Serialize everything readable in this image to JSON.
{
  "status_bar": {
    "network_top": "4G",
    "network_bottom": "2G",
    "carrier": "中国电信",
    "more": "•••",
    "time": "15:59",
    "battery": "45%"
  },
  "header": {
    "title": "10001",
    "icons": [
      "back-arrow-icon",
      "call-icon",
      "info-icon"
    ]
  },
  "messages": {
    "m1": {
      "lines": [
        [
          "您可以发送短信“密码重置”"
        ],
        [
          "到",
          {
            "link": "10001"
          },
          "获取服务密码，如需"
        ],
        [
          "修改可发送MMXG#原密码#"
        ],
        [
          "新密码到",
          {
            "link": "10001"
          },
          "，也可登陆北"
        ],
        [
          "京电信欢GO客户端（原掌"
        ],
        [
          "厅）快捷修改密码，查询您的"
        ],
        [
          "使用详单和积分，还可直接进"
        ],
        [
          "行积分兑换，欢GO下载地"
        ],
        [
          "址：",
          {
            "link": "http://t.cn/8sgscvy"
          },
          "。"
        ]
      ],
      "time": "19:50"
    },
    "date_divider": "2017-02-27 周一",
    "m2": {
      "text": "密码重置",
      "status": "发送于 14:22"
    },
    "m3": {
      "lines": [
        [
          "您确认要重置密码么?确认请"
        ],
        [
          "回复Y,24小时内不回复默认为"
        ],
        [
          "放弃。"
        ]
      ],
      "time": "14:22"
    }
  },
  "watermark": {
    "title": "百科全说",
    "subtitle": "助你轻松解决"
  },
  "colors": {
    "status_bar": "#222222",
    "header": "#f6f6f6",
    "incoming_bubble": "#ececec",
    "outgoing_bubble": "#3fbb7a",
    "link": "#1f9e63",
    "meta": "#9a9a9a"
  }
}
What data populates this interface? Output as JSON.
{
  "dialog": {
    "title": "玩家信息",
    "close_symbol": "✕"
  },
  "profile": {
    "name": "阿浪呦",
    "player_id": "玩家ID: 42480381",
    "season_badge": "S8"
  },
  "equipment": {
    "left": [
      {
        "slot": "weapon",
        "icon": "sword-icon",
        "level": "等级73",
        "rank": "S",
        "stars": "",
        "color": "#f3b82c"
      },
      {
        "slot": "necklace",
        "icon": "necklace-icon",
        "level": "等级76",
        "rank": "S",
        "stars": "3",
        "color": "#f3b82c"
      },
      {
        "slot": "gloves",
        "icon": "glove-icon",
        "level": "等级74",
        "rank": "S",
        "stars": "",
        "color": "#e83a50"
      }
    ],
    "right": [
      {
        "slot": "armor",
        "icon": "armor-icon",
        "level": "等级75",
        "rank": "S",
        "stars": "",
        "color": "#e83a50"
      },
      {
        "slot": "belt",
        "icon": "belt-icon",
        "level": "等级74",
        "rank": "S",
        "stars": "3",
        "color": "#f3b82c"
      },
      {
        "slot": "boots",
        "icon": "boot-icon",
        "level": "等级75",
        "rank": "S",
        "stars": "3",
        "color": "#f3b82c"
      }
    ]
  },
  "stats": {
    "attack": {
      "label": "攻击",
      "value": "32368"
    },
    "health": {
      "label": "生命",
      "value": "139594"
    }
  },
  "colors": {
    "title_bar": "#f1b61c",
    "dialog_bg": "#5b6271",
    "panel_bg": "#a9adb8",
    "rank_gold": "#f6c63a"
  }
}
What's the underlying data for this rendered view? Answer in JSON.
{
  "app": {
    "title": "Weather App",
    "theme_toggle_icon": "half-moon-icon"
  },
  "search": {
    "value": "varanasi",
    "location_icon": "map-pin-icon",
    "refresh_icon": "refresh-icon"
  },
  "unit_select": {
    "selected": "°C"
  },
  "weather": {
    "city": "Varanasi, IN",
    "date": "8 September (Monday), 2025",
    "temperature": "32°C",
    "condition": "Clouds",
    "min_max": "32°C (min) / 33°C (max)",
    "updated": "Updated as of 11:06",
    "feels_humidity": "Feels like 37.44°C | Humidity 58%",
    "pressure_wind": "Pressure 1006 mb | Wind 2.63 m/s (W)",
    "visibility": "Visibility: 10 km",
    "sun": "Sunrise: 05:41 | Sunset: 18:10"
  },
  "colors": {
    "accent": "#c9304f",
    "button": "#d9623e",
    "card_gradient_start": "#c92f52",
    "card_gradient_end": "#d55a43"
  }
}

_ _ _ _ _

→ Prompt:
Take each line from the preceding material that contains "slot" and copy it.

→ Response box:
        "slot": "weapon",
        "slot": "necklace",
        "slot": "gloves",
        "slot": "armor",
        "slot": "belt",
        "slot": "boots",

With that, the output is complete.